If you think you’re just going to come up to the front doors of Triberr and walk right in, you’re going to get the “hot new nightclub in town on a Saturday night” treatment…”Are you on the list?” †Triberr is invite-only.
From a marketing stand-point this created several benefits for both Dino and Dan and the users.
Scarcity makes people want whatever it is that is scarce – in this case, Triberr invites. At the onset there were limited spaces in users’ tribes. This created a mini-frenzy around the blogosphere of people looking for invites.
Note: Again, Triberr proved to existing users how useful it is which created the mini-frenzy. Not all things scarce are necessarily in demand. Some things are scarce because nobody wants them.
4. Defer Control
By putting users in control of their own tribes, some of the marketing efforts were unloaded onto the users. It put them in charge of filling out the user-base of the platform in small sections.†The invite-only format ensured that only trustworthy bloggers (hopefully) would be getting into tribes.
5. Leverage Networks
When Triberr launched, Dino already had a pretty extensive network. Through his own great blog content, videos, guest posting and commenting Dino’s DIYBlogger.net had become a household name for many in the blogosphere.
Of course this made thing easy at the beginning. But by Deferring control to users (see #4) also leveraged their networks to expedite growth. Having each user attempting to grown their own tribe results in an exponentially growing user base.
6. Embrace Customer Service
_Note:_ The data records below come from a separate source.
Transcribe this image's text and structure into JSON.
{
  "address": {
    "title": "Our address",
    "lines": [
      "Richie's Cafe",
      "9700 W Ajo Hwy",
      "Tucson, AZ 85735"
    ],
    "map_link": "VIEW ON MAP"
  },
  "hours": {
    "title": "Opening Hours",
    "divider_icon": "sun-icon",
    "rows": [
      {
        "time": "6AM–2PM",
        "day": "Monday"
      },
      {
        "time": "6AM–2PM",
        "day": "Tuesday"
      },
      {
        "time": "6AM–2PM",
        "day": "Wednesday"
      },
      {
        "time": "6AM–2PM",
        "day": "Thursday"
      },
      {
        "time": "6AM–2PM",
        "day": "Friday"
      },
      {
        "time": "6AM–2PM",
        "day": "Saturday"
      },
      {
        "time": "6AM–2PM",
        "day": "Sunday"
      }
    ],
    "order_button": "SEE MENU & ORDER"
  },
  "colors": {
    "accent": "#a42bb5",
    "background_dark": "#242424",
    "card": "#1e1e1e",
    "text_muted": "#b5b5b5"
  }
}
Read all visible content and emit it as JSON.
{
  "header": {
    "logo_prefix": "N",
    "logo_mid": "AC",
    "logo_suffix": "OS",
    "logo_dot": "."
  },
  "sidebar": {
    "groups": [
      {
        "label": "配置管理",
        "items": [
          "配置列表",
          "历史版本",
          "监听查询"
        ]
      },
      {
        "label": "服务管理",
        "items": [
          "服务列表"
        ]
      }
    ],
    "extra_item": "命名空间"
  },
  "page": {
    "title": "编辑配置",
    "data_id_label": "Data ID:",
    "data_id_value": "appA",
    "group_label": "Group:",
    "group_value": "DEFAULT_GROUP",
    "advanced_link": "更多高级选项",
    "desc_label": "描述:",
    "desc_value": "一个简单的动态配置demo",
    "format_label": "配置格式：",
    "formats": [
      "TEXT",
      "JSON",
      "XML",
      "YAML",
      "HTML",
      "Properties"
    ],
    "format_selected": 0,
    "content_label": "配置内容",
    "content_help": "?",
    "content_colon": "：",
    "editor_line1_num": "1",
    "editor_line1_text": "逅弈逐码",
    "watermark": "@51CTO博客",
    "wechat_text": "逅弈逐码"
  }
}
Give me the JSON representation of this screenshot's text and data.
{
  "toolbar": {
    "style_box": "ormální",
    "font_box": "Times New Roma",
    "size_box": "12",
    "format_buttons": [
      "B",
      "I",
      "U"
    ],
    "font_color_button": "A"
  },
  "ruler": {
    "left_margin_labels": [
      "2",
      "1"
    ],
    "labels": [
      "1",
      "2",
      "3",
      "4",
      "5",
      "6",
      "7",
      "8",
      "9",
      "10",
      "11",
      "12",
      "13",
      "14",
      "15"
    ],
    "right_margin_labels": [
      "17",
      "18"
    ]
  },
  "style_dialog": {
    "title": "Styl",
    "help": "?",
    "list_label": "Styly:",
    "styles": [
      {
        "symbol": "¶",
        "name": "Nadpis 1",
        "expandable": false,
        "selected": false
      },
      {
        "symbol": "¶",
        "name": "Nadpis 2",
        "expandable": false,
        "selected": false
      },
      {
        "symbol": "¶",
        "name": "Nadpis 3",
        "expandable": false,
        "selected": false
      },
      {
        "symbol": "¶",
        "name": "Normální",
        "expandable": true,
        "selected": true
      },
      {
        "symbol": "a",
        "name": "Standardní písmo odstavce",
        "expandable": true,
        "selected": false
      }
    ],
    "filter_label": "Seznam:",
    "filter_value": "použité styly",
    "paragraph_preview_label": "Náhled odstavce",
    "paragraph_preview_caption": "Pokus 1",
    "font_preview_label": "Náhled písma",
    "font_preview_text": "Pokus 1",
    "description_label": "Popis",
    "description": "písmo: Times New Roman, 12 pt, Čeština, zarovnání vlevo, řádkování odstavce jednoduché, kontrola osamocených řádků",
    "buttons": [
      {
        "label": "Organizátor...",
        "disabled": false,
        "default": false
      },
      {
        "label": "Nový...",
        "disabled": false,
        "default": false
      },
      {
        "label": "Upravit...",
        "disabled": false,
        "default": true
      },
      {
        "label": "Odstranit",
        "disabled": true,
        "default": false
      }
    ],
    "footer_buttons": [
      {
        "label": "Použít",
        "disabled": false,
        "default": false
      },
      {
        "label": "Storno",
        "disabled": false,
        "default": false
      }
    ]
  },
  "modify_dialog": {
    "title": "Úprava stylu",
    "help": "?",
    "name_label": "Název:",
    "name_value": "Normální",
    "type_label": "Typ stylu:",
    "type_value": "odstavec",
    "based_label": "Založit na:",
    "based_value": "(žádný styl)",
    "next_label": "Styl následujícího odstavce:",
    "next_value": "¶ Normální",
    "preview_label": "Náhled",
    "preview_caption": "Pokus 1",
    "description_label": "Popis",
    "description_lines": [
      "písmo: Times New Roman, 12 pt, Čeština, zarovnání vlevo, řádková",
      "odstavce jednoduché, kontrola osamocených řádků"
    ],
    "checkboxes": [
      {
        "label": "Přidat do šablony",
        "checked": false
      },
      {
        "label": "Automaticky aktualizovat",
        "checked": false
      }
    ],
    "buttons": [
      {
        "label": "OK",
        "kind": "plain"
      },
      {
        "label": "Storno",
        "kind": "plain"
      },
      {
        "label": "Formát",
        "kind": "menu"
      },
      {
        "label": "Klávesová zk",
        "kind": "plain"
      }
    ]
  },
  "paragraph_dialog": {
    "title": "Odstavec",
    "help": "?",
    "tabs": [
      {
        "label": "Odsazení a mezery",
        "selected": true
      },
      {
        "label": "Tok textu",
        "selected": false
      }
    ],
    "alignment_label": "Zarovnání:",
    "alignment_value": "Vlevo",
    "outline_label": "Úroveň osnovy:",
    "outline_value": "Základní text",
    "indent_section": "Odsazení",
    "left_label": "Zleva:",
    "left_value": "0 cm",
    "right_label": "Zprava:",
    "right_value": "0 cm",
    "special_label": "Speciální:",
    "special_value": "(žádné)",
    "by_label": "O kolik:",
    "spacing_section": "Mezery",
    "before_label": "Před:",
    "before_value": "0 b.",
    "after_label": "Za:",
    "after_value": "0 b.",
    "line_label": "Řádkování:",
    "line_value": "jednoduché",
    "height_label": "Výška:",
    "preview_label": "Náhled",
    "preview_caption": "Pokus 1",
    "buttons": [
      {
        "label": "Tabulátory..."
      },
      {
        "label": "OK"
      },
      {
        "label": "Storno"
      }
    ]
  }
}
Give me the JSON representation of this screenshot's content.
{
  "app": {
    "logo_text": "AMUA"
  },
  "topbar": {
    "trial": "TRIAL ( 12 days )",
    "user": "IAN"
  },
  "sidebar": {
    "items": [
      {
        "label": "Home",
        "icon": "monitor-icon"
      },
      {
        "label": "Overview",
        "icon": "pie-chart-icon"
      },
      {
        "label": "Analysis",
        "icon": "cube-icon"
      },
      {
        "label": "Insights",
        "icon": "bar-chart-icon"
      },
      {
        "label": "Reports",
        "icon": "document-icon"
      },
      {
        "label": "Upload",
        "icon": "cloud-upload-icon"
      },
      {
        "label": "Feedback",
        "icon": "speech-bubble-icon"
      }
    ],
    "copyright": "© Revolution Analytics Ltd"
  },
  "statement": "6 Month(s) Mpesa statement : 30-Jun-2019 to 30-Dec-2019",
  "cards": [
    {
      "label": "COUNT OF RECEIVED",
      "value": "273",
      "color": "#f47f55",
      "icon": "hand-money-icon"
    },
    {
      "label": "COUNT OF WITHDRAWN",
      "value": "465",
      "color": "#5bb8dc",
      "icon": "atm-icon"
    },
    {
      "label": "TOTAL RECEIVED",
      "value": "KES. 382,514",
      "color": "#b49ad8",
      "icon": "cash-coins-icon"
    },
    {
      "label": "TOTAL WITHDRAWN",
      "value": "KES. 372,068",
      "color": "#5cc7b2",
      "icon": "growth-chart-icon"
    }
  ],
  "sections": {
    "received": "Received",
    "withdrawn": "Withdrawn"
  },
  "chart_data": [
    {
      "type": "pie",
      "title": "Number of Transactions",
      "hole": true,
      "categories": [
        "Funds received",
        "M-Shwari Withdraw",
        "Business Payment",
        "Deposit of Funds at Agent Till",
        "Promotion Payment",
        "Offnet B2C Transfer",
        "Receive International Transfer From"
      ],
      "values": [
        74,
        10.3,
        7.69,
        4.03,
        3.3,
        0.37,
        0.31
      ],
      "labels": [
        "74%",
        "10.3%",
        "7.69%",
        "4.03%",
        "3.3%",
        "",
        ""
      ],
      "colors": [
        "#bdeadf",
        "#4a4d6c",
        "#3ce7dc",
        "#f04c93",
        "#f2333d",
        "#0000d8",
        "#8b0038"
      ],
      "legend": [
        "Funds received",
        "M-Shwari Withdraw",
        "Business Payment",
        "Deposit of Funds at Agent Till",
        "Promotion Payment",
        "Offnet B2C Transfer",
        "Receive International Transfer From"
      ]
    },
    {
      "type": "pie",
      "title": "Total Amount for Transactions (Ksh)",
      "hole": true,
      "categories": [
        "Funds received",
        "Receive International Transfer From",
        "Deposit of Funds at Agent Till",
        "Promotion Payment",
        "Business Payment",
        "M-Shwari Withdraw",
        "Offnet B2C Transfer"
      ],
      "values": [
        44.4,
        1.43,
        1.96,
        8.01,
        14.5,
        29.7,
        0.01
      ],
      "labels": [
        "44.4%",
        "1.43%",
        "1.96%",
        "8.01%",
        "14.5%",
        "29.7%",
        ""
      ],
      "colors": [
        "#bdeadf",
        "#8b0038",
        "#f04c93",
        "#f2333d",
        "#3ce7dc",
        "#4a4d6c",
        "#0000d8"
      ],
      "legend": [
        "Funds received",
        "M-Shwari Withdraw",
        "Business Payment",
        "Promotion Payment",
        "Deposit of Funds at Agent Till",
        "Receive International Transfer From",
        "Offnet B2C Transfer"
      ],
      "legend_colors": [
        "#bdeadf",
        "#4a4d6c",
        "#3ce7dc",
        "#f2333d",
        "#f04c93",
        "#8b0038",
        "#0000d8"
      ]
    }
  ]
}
From the very beginning Dino and Dan asked for feedback from users. They wanted to know what worked, what didn’t and what needed any improvement. They also asked the users if they had any ideas for additions that could make the experience more pleasant and useful.
This type of approach provides them with plenty of information to continuously improve (see #9) and innovate.
7. Don’t Ignore PR
Paul Wolfe had a great post about this so I don’t think I need to elaborate too much. But Dino takes criticism head-on. He doesn’t shy away from it. He doesn’t argue or play dirty. He answers critics with legitimate counterpoints and thanks them for the feedback.
He’s even converted some Triberr critics into Triberr uses. Go figure…
8. Monetize Later
There are currently options to pay for extended features on Triberr. You can buy and spend “bones” to add new tribes, expand the member limits for your tribes and even do some “inbreeding“.
But when I first joined Triberr there was no monetization. I recall Dino telling me that they were kicking a few ideas around, but nothing was implemented.
The focus was on providing a great, useful product first and worry about monetization second. This approach seems to have worked since Dino recently joked that Triberr has become a full time job.
9. Continuously Improve
Dino and Dan could probably get away with just sticking to what they have and not improving on it. But they don’t. They keep adding new features and trying to make the product even better. From their “naked stats” to the curated content on the first page, Triberr keeps rolling out new features that are quickly making Triberr one of the most useful communities on the internet.
Dino has spent a lot of time observing behavior and marketing and formulated a great marketing plan for Triberr. Luckily for us, we can piggy back off of his success and some of the same tactics that worked so well for him and Triberr.